GR: Well, from a service standpoint, certainly as work comes in, anything that I can do to optimize my people so that I can get as much work done. So maybe with a little bit finer tooth comb, looking at everyone who comes in or everyone who schedules an appointment to make sure that we are truly operating at the highest capacity possible, would be one way to get more money into the dealership. You know, over on the parts side, there’s a lot of parts companies out there, body shops, repair facilities, who might have a greater demand for parts. And whereas that may not have been a focus, it could be an opportunity where you would reach out and maybe expand your wholesale parts business. Maybe someone who was a used car salesman, let’s say, in the past before things got slow. Maybe they would be fine with driving a parts truck, if we expand that business. So you just have to think out of the box and look at your area and your market and your personal situation to find out, what can I do? What do I need to do to survive in the long haul and to be in the best position possible when things do start getting back to normal?
GU: Well, Gary, I definitely appreciate you taking a couple minutes out of your day to chat. While I have you and while we have the audience, too, is there anything else that you would want to touch on or anything you want to say?

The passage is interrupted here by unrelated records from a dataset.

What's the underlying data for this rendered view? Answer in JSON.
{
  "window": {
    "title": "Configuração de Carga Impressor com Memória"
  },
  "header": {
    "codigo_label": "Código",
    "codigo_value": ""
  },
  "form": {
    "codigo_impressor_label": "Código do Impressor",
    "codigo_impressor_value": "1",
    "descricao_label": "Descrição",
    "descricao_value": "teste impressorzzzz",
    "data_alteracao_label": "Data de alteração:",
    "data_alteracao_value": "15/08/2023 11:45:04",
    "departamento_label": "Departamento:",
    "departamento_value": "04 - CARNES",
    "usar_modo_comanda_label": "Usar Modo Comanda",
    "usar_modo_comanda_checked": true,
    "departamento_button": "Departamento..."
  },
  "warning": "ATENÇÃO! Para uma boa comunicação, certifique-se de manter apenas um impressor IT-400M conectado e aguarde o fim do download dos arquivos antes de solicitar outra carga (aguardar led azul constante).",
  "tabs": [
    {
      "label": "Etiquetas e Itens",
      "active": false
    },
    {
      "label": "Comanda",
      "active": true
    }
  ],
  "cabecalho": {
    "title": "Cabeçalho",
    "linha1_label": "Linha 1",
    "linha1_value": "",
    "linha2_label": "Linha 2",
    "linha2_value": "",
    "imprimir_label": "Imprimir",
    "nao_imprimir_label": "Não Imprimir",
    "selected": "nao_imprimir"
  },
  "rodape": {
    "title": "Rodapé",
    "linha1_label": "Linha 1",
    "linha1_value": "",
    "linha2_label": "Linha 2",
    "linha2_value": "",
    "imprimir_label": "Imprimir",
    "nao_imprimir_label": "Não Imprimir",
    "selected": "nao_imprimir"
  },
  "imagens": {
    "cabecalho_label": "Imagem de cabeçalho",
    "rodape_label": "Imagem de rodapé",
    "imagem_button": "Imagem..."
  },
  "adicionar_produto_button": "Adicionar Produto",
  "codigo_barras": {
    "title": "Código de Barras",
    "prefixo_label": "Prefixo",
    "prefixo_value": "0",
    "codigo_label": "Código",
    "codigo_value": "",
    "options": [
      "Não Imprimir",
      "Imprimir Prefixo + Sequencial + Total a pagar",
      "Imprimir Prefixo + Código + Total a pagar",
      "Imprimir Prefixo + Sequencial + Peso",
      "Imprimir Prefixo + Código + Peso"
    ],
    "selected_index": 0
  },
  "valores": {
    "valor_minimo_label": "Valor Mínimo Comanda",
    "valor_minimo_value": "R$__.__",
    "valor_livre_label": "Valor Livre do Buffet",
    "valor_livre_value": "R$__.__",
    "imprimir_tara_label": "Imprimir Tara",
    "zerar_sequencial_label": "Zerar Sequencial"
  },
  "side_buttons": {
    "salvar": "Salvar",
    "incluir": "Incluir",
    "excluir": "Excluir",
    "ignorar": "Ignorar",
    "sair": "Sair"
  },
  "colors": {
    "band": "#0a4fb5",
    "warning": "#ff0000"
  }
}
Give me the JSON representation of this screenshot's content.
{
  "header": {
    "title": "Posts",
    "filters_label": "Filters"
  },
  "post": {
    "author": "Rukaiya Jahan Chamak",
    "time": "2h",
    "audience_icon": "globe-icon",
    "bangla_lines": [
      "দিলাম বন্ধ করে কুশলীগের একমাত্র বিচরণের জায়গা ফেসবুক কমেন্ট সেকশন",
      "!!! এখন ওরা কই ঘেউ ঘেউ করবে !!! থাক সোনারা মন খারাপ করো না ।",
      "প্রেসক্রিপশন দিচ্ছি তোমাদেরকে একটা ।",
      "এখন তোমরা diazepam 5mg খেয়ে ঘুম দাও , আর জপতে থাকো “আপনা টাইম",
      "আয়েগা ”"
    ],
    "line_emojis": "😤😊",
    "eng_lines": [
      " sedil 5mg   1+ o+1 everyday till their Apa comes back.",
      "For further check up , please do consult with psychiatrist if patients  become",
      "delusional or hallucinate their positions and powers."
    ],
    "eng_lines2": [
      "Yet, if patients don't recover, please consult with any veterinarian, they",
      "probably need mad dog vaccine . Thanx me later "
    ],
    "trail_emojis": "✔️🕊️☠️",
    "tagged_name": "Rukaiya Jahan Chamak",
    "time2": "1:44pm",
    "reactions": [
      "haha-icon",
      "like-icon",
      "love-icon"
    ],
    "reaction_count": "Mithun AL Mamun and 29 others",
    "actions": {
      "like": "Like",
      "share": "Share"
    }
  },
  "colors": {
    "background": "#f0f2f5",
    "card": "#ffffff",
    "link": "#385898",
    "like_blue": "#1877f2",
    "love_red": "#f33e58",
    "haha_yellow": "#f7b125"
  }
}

GR: You know, there are opportunities throughout the dealership to look at, both receivables and to some degree, payables. We really need to just tighten your belt and, let’s say on the receivables, we talked about that in the beginning of the conversation. Maybe as a policy, you’ve never charged any finance charges for the customers that slow pay. And while you want to be a nice person in these difficult times and give people the benefit of whatever you can give them to help them get through as well, the primary responsibility is always the dealership. And things can be done to add focus on areas where there’s an opportunity. That receivable balance is money that is owed to you. And there’s nothing wrong with saying, “Hey, we need to get that money in so we can survive.” So, I think everyone just needs to figure out what’s going to work best for them. Some customers it could even be a parts core inventory. We need everything returned to the manufacturer, because that’s going to be a credit that you can use against the parts you buy from the manufacturer. While all of these things are fairly common, sometimes it helps for someone to just go through a list of things and it might remind you that, hey, I haven’t checked this or that. All of it, you just really need to look holistically at the dealership to make sure that you’re doing everything you can do to keep your business where it needs to be.
GU: Well, Gary, I definitely appreciate you taking time. Thanks so much for coming on.
GR: You’re welcome. Thank you for having me.
GU: Definitely. This has been Connected. Stay safe, and we’ll see you on the next episode.
Continue to tune in often to see new episodes on best practices and tips for navigating the automotive industry during this unprecedented time.
In the competitive world of automotive retailing, establishing effective communications with customers is paramount to building strong relationships and driving sales. Many dealerships and OEMs…
Payment processing does the crucial behind-the-scenes work associated with a purchase – securely routing encrypted payment data through your DMS to the bank and back…